That description only represents the "base setting", or "N" exposure, of the Zone System.
The idea that the Zone System revolves around 10 exposure steps is a vast oversimplification. There are, indeed, 10 (or, actually, 11) "zones", or major tonal values in the print, ranging from effectively unexposed white paper (at Zone X) to the paper's Dmax at Zone 0.
The "N" exposure corresponds to an exposure and development combination that will render those tonal zones on #2 paper at approximately 1 EV/exposure step per tonal zone, with a spot meter reading corresponding to Zone V.
One would normally, through testing, arrive at several other combinations of exposure and development in order to expand or compress the tonal variation. Again, the object of the game was to get a predictable basic print (without dodging or burning) on #2 paper, in order to eliminate as many variables in the process as possible. An "N-3" combination would, for example, capture 13 stops with a contrast range that would render as those ten tonal zones when printed. An "N+2" would spread 8 stops of scenic dynamic range over the same 10 zones. Practically speaking, N-3 or N-2 was often the limit of the film; attempting to develop to lower contrast would do funny things to the response curve, leaving you with no real printable picture (though it would be possible to scan the negative and fix the curve with modern digital processes).
Outside of the "N" exposure, you would have figured out compensations required for placing tones (other than Zone V). If you wanted to place a detailed shadow area in Zone III, you didn't necessarily reduce the spot-metered exposure by two stops; it may have been a stop-and-a-half for an N+1, or three stops for an N-3.
This, of course, applies primarily to sheet film, where you can expose and develop each frame taken individually.

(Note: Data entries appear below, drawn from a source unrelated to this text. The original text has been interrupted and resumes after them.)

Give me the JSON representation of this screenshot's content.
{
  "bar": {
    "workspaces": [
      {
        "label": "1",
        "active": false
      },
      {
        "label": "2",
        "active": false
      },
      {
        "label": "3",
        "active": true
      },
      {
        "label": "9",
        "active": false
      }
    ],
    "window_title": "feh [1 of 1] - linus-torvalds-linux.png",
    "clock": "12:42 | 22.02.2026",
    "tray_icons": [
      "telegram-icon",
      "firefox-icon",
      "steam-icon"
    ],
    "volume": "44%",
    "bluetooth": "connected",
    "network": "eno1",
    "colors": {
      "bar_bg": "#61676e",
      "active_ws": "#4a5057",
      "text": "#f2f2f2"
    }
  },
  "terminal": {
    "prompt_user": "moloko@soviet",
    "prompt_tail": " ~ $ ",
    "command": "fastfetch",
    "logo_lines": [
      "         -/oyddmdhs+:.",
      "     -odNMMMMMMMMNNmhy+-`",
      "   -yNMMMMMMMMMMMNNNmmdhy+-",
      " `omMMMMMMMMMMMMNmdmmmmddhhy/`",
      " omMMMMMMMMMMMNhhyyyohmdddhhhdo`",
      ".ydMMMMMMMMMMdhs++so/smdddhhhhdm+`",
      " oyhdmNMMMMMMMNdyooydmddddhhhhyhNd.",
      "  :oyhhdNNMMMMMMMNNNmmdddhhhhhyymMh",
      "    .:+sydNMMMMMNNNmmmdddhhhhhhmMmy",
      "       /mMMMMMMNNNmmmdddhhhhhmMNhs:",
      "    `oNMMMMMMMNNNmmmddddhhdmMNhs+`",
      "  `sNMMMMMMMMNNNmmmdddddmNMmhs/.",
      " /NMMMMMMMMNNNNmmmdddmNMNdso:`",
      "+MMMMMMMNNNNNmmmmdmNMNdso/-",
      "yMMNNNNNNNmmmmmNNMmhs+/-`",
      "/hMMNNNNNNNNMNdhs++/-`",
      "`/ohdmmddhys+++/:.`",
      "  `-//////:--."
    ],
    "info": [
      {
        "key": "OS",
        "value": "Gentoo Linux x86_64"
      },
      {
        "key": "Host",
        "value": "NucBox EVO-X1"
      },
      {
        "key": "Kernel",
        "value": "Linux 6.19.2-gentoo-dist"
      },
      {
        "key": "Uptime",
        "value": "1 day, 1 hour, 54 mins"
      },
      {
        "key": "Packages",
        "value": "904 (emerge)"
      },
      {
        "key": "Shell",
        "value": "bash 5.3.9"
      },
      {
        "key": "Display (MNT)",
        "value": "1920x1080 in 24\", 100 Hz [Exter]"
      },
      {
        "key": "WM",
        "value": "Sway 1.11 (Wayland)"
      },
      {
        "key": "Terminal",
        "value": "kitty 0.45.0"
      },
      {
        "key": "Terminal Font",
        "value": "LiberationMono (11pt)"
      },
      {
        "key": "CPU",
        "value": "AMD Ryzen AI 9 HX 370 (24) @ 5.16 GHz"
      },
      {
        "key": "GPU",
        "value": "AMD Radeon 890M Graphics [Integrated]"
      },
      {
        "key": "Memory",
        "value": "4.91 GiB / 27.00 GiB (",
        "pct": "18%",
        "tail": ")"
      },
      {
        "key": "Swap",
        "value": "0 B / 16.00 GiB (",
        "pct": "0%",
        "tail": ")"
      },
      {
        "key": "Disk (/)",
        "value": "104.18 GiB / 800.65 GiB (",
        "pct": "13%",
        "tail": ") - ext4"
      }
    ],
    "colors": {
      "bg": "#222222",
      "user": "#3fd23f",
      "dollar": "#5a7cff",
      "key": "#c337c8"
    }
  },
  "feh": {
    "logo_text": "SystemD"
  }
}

A roll film shooter using the Zone System would typically shoot at N-1 or N-2, just to be safe, then handle the contrast range variations using different paper grades or variable-contrast paper. (Increasing contrast when printing is trivial; trying to reduce contrast much would run you into the shoulder and toe of the response curve, leaving you with mushy shadows and highlights.)
In any case, the idea that the zones of the Zone System directly correspond to exposure steps in the scene is a misunderstanding based on only considering the normal "N" exposure/development combination. It is merely a predictable method to "expose for the shadows, develop for the highlights" with as close to a linear response curve as possible. The zones themselves describe values in the print, not in the capture.
The only real difference when translating to digital is that we now expose for the highlights and "develop" for the shadows. By that, I mean that a modern camera with a relatively high dynamic capture range will let you raise or drop the shadows pretty much at will (and you can place the midtones just about anywhere you want), but the important highlights with detail are the one thing you absolutely can't let go. And yes, the best of the modern cameras are very near to having the ability to capture the full range of the best you could do with film (modulo compression of tones in the shoulder and toe of the curve; digital is pretty close to perfectly linear across the whole curve). But it still remains for the photographer to arrange the captured range within the limits of the display medium (screen or print) - and that's what the Zone System is all about.